New Delhi: Taking a serious note of alleged tapping of phone calls of senior politicians, BJP stalwart LK Advani demanded an explanation from Prime Minister Dr Manmohan Singh’s in the Lok Sabha on Monday.
Raking up the phone tapping issue in the Parliament, Advani said, “It is a serious matter and we would like the Prime Minister to answer our concerns.”
“The House will not be satisfied with anything else” he added.
Referring to a report on phone tapping published in a leading news publication, Advani yesterday wrote that the "outdated" Telephone Act should be scrapped on his blog titled `Is the Emergency back`.
The senior BJP leader also suggested that a new legislation be enacted to protect citizens` privacy.
Meanwhile, in view of the ruckus over the phone-tapping issue, both Houses of Parliament were adjourned till 12 noon.
Trouble erupted in Rajya Sabha soon after the Upper House assembled with BJP MPs protesting against the phone tapping issue.
Minister of State for Parliamentary Affairs Prithviraj Chavan said the government would make a statement after question hour but this did not satisfy the opposition.
Unable to restore order, Chairman Hamid Ansari adjourned the house till noon.
Phone tapping row
The fresh controversy over alleged tapping of phone calls of senior politicians stalled the smooth functioning of both the Houses since morning.
The entire opposition led by BJP accused the government agencies of secretly tapping telephones of senior politicians, which further delayed voting on budget and other key bills.
The tension comes just as the UOA government is facing the Opposition heat over spiralling inflation and rising food prices. If the government is defeated in voting over the crucial Finance Bill, it would fall.
The phone taping controversy is the latest blow for the ruling coalition that was expecting to capitalise on its re-election to promote policies to boost investment and ailing infrastructure as well as reform welfare and subsidies.
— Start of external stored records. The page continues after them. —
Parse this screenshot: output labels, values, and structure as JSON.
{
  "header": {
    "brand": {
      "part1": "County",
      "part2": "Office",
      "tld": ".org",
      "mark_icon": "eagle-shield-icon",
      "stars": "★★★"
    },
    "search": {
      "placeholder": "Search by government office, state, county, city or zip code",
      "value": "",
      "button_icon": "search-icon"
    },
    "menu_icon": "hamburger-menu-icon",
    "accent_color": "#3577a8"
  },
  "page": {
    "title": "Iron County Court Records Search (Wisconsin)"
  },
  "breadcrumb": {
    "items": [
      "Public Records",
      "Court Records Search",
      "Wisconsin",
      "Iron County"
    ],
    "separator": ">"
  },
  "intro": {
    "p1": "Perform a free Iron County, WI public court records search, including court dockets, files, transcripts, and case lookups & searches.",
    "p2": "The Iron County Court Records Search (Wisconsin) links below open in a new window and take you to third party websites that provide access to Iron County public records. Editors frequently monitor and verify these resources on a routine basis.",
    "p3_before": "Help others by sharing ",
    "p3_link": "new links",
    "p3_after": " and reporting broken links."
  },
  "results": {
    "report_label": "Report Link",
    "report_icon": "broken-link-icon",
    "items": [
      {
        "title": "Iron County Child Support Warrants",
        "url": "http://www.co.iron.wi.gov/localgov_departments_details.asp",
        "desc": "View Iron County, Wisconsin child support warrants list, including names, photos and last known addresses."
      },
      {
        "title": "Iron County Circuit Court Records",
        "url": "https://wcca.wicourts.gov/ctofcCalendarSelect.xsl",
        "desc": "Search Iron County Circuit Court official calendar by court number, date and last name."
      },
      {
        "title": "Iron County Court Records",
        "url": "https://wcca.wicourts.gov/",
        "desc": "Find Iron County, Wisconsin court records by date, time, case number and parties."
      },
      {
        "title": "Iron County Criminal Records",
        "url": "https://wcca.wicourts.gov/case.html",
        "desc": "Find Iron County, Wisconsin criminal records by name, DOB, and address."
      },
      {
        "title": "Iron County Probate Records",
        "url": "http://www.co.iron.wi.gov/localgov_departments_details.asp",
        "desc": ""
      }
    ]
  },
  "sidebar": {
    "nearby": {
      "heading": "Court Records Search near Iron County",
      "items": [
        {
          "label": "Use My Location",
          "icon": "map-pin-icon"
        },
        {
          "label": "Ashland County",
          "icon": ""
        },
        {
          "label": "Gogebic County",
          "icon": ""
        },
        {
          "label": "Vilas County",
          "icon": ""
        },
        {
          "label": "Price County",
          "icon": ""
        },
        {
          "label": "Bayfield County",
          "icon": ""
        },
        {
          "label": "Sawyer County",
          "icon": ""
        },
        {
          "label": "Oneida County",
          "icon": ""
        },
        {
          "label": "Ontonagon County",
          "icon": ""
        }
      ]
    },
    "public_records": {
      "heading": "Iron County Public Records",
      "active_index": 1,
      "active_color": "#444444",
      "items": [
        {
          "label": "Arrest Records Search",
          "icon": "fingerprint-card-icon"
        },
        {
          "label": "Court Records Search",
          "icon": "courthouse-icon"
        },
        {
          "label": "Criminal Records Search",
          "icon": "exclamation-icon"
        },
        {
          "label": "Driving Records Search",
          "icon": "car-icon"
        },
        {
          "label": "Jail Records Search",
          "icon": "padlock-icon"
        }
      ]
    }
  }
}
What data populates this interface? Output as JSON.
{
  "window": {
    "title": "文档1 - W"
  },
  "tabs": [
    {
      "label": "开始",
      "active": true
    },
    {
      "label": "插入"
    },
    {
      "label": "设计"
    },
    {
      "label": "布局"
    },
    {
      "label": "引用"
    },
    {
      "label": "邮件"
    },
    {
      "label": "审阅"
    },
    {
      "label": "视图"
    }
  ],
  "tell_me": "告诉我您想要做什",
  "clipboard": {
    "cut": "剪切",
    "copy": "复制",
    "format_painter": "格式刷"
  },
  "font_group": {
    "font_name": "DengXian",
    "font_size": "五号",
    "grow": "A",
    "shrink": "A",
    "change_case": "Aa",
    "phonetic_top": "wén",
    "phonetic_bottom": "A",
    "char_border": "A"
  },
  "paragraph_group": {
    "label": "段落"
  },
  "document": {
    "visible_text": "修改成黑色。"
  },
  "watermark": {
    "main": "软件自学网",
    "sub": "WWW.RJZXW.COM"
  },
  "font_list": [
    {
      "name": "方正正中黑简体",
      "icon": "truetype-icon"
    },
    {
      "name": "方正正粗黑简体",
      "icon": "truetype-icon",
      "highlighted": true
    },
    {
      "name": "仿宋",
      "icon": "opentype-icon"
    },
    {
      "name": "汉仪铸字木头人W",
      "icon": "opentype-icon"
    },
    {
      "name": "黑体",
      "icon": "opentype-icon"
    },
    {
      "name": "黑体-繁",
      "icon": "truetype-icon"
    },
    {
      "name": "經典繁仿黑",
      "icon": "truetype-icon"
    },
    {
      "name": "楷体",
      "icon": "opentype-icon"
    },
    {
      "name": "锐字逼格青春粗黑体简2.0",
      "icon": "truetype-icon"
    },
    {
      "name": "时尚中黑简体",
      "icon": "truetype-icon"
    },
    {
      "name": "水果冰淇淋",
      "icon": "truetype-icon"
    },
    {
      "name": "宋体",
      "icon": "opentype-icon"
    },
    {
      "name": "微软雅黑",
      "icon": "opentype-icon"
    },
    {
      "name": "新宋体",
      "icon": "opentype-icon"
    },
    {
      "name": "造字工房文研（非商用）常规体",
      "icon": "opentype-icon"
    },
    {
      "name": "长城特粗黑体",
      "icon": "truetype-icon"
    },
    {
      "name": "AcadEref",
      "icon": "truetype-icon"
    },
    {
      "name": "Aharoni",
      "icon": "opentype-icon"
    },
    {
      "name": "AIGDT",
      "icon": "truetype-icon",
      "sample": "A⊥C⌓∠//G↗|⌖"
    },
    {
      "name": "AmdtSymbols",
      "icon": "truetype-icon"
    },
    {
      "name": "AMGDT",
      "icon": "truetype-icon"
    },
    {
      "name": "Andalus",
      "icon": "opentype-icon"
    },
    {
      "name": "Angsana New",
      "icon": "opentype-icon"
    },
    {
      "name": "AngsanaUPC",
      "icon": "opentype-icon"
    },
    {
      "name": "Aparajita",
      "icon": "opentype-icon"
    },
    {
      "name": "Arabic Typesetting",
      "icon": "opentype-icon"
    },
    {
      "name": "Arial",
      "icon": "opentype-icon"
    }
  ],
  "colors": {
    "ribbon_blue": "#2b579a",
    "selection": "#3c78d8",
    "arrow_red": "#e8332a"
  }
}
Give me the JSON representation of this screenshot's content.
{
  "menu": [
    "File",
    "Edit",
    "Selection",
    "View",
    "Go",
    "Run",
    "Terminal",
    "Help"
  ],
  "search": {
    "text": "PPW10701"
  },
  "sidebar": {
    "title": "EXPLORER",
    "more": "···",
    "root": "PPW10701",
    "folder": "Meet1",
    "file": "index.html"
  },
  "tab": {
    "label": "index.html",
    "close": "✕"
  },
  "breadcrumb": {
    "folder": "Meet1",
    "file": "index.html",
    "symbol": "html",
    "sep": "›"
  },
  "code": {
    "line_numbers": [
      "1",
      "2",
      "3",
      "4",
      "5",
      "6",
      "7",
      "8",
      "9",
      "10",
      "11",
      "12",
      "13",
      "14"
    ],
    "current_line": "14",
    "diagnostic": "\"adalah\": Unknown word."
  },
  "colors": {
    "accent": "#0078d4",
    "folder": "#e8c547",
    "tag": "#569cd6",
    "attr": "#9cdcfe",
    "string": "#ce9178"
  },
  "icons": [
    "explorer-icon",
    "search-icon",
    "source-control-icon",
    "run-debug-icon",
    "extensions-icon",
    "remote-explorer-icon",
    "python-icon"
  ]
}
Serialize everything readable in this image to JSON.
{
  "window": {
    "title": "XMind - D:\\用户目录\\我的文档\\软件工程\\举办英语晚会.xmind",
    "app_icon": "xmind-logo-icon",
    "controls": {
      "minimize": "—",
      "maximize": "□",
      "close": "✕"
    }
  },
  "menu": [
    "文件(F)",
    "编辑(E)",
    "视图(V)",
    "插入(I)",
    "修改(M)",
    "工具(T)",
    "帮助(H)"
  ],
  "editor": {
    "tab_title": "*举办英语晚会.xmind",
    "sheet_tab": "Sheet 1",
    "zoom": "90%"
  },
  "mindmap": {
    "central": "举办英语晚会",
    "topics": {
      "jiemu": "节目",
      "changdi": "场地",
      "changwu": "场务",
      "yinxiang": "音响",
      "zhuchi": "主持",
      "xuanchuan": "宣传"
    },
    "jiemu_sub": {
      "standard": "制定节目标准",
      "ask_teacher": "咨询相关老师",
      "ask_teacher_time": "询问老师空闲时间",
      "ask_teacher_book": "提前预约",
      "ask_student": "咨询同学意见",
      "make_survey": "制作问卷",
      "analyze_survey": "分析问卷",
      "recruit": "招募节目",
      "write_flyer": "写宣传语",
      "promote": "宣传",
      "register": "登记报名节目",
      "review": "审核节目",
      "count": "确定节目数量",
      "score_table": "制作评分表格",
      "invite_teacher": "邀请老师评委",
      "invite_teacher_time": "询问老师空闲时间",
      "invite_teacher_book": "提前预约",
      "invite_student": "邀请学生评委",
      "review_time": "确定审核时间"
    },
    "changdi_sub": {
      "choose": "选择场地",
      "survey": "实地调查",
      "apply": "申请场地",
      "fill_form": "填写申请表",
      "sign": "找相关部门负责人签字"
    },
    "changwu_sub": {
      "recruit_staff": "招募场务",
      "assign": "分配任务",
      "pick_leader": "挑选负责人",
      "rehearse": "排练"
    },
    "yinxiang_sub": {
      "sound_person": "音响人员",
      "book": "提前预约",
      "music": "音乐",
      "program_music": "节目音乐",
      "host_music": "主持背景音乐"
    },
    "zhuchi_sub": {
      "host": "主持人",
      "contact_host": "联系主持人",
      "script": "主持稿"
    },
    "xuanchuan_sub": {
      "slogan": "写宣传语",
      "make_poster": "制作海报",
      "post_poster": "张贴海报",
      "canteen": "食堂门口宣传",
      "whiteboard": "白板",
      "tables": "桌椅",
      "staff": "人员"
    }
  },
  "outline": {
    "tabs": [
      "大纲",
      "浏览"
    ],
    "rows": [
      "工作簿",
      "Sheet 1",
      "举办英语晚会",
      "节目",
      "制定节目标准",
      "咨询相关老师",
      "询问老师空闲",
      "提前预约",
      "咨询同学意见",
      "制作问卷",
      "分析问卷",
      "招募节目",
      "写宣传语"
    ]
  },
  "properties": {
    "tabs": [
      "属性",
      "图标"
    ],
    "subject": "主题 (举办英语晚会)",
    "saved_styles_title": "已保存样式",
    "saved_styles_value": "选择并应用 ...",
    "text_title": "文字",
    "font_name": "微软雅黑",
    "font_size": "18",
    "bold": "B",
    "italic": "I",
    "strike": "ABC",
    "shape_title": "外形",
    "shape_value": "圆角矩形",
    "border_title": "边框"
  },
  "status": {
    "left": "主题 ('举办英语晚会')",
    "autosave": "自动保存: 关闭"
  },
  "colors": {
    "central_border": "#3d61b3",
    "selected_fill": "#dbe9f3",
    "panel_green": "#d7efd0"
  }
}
Instead, a slew of crises have distracted it, upstaging even routine parliamentary business like passing the budget and discussion on crucial reforms legislation.
A magazine report said last week that senior politicians, including two from the government, had their mobile conversations listened into, sparking allegations intelligence agencies were being used to spy upon political rivals.
The government is still to officially react to the allegation, but officials in the Prime Minister`s Office have said the matter is being looked into.
The government has already faced heavy protests over its handling of a worsening Maoist insurgency, while rising food prices and fuel price hikes had prompted the Opposition demand for a special parliamentary vote.
A probe into the popular multi-billion dollar IPL cricket league has ensnared senior politicians and billionaire businessmen in a growing scandal also hurting an already weakened Congress-led government.
Finance Minister Pranab Mukherjee cancelled a trip to Washington for an International Monetary fund meeting last week in order to firefight and muster support for the special vote.
Some TV stations said on Sunday that Prime Minister Manmohan Singh might skip a South Asian leaders` summit in Bhutan this week in view of political developments at home. His office denied this.
The special parliamentary vote will make Congress nervous, given that two of its allies pulled out of the coalition last month to protest a controversial women`s bill. This has dangerously thinned its parliamentary support.
But most experts expect the government to win. Bond and stock markets are unaffected, with traders anticipating the government will survive.
However, the vote, plus the cricket and phone rows, has reduced the chances of the government getting key bills passed.
It is trying to pass the budget and reform legislation with a thinner majority. Among other legislation, the government is eyeing passage of a bill allowing foreign universities to set up campuses on Indian soil and another to cut its stake in the State Bank of India.
With agency inputs